DÄ internationalArchive6/2010Benefits of Cooling Are Not Known
LNSLNS The benefits of cold water therapy in stopping a burn injury from penetrating deeper into the tissues has been shown in some animal models, but only if the proportion of body surface that was burnt was 1–5% and the treatment was initiated immediately. Waiting for only a few minutes after the trauma has been sustained immediately negates any beneficial effect. If the treatment is administered for too long or the temperature is too cold then the tissue necrosis will be more extensive. The authors recommend cooling the burnt skin surface for (20 to) 30 minutes; a time period that we think is very clearly too long. In our view, cold water therapy is a lay or first-aid measure. The first step to be taken by the ambulance services or the emergency physician should be to immediately cease the cooling or heat treatment. The German Society for Burn Treatment (www.verbrennungsmedizin.de) recommends cooling therapy with tap water only for small burns; we think it is contraindicated in patients with large surface burns. The recommendations from the Deutscher Feuerwehrverband (the German Fire Services Association) express similar sentiments (2).

The statement that no guidelines are available for the nutrition of burned patients is incorrect. The European Society for Parenteral and Enteral Nutrition’s 2006 guidelines include such aspects and recommendations (3).
DOI: 10.3238/arztebl.2010.0101a

Dr. med. Tomislav Trupkovic
Dr. med. Uwe Hoppe
Prof. Dr. med. Stefan Kleinschmidt
Ludwig-Guttmann-Str. 13
67071 Ludwigshafen, Germany
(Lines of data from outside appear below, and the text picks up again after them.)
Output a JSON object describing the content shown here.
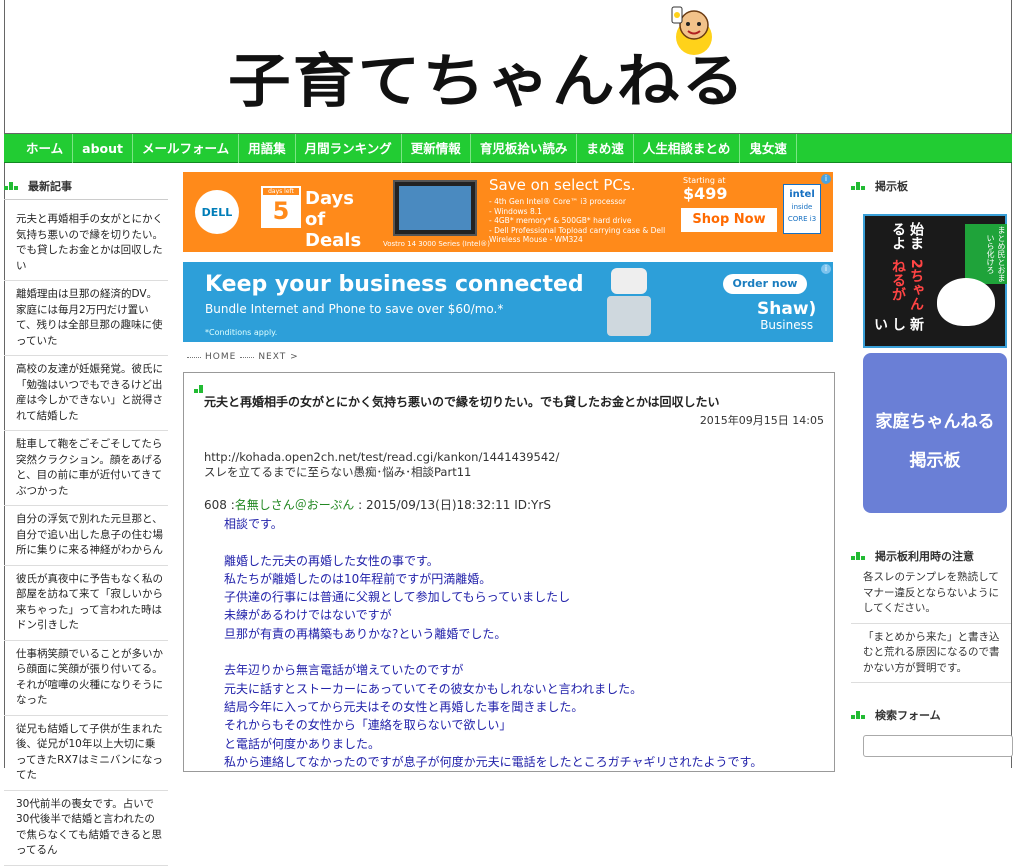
{
  "site": {
    "title": "子育てちゃんねる"
  },
  "nav": [
    {
      "label": "ホーム"
    },
    {
      "label": "about"
    },
    {
      "label": "メールフォーム"
    },
    {
      "label": "用語集"
    },
    {
      "label": "月間ランキング"
    },
    {
      "label": "更新情報"
    },
    {
      "label": "育児板拾い読み"
    },
    {
      "label": "まめ速"
    },
    {
      "label": "人生相談まとめ"
    },
    {
      "label": "鬼女速"
    }
  ],
  "sidebar_left": {
    "heading": "最新記事",
    "articles": [
      "元夫と再婚相手の女がとにかく気持ち悪いので縁を切りたい。でも貸したお金とかは回収したい",
      "離婚理由は旦那の経済的DV。家庭には毎月2万円だけ置いて、残りは全部旦那の趣味に使っていた",
      "高校の友達が妊娠発覚。彼氏に「勉強はいつでもできるけど出産は今しかできない」と説得されて結婚した",
      "駐車して鞄をごそごそしてたら突然クラクション。顔をあげると、目の前に車が近付いてきてぶつかった",
      "自分の浮気で別れた元旦那と、自分で追い出した息子の住む場所に集りに来る神経がわからん",
      "彼氏が真夜中に予告もなく私の部屋を訪ねて来て「寂しいから来ちゃった」って言われた時はドン引きした",
      "仕事柄笑顔でいることが多いから顔面に笑顔が張り付いてる。それが喧嘩の火種になりそうになった",
      "従兄も結婚して子供が生まれた後、従兄が10年以上大切に乗ってきたRX7はミニバンになってた",
      "30代前半の喪女です。占いで30代後半で結婚と言われたので焦らなくても結婚できると思ってるん"
    ]
  },
  "ads": {
    "ad1": {
      "brand": "DELL",
      "days_tag": "days left",
      "days_num": "5",
      "days_title": "Days of Deals",
      "headline": "Save on select PCs.",
      "starting": "Starting at",
      "price": "$499",
      "specs": [
        "- 4th Gen Intel® Core™ i3 processor",
        "- Windows 8.1",
        "- 4GB* memory* & 500GB* hard drive",
        "- Dell Professional Topload carrying case & Dell Wireless Mouse - WM324"
      ],
      "model": "Vostro 14 3000 Series (Intel®)",
      "cta": "Shop Now",
      "intel_line1": "intel",
      "intel_line2": "inside",
      "intel_line3": "CORE i3"
    },
    "ad2": {
      "headline": "Keep your business connected",
      "sub": "Bundle Internet and Phone to save over $60/mo.*",
      "note": "*Conditions apply.",
      "cta": "Order now",
      "brand": "Shaw)",
      "brand_sub": "Business"
    }
  },
  "breadcrumb": {
    "home": "HOME",
    "next": "NEXT >"
  },
  "post": {
    "title": "元夫と再婚相手の女がとにかく気持ち悪いので縁を切りたい。でも貸したお金とかは回収したい",
    "date": "2015年09月15日 14:05",
    "source_url": "http://kohada.open2ch.net/test/read.cgi/kankon/1441439542/",
    "source_title": "スレを立てるまでに至らない愚痴･悩み･相談Part11",
    "res_number": "608",
    "res_name": "名無しさん＠おーぷん",
    "res_meta": ": 2015/09/13(日)18:32:11 ID:YrS",
    "body": "相談です。\n\n離婚した元夫の再婚した女性の事です。\n私たちが離婚したのは10年程前ですが円満離婚。\n子供達の行事には普通に父親として参加してもらっていましたし\n未練があるわけではないですが\n旦那が有責の再構築もありかな?という離婚でした。\n\n去年辺りから無言電話が増えていたのですが\n元夫に話すとストーカーにあっていてその彼女かもしれないと言われました。\n結局今年に入ってから元夫はその女性と再婚した事を聞きました。\nそれからもその女性から「連絡を取らないで欲しい」\nと電話が何度かありました。\n私から連絡してなかったのですが息子が何度か元夫に電話をしたところガチャギリされたようです。"
  },
  "sidebar_right": {
    "board_heading": "掲示板",
    "banner1_text": [
      "新しい",
      "2ちゃんねるが",
      "始まるよ"
    ],
    "banner1_ribbon": "まとめ民とおまいら化けろ",
    "banner2_line1": "家庭ちゃんねる",
    "banner2_line2": "掲示板",
    "notice_heading": "掲示板利用時の注意",
    "notices": [
      "各スレのテンプレを熟読してマナー違反とならないようにしてください。",
      "「まとめから来た」と書き込むと荒れる原因になるので書かない方が賢明です。"
    ],
    "search_heading": "検索フォーム",
    "search_placeholder": ""
  },
  "colors": {
    "nav_green": "#22cc33",
    "link_blue": "#2222aa",
    "name_green": "#228822",
    "dell_orange": "#ff8a1a",
    "shaw_blue": "#2d9fd9"
  }
}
Prof. Dr. med. Peter Sefrin
Sandweg 11
97078 Würzburg, Germany
1.
Lönnecker S, Schoder V: Hypothermie bei brandverletzten Patienten – Einflüsse der präklinischen Behandlung. Chirurg 2001; 72: 164–7. MEDLINE
2.
Deutscher Feuerwehrverband: Stellungnahme zur Kühlung von Brandwunden 2003. www.dfv.org
3.
Kreymann K, Berger M, Deutz M: ESPEN Guidelines on enteral nutrition: intensive care. Clin Nutr 2006: 25; 210–23. MEDLINE
4.
Spanholtz TA, Theodorou P, Amini P, Spilker G: Severe burn injuries—acute and long-term treatment [Versorgung von Schwerstverbrannten: Akuttherapie und Nachsorge]. Dtsch Arztebl Int 2009: 106: 607–13. VOLLTEXT
1. Lönnecker S, Schoder V: Hypothermie bei brandverletzten Patienten – Einflüsse der präklinischen Behandlung. Chirurg 2001; 72: 164–7. MEDLINE
2. Deutscher Feuerwehrverband: Stellungnahme zur Kühlung von Brandwunden 2003. www.dfv.org
3. Kreymann K, Berger M, Deutz M: ESPEN Guidelines on enteral nutrition: intensive care. Clin Nutr 2006: 25; 210–23. MEDLINE
4. Spanholtz TA, Theodorou P, Amini P, Spilker G: Severe burn injuries—acute and long-term treatment [Versorgung von Schwerstverbrannten: Akuttherapie und Nachsorge]. Dtsch Arztebl Int 2009: 106: 607–13. VOLLTEXT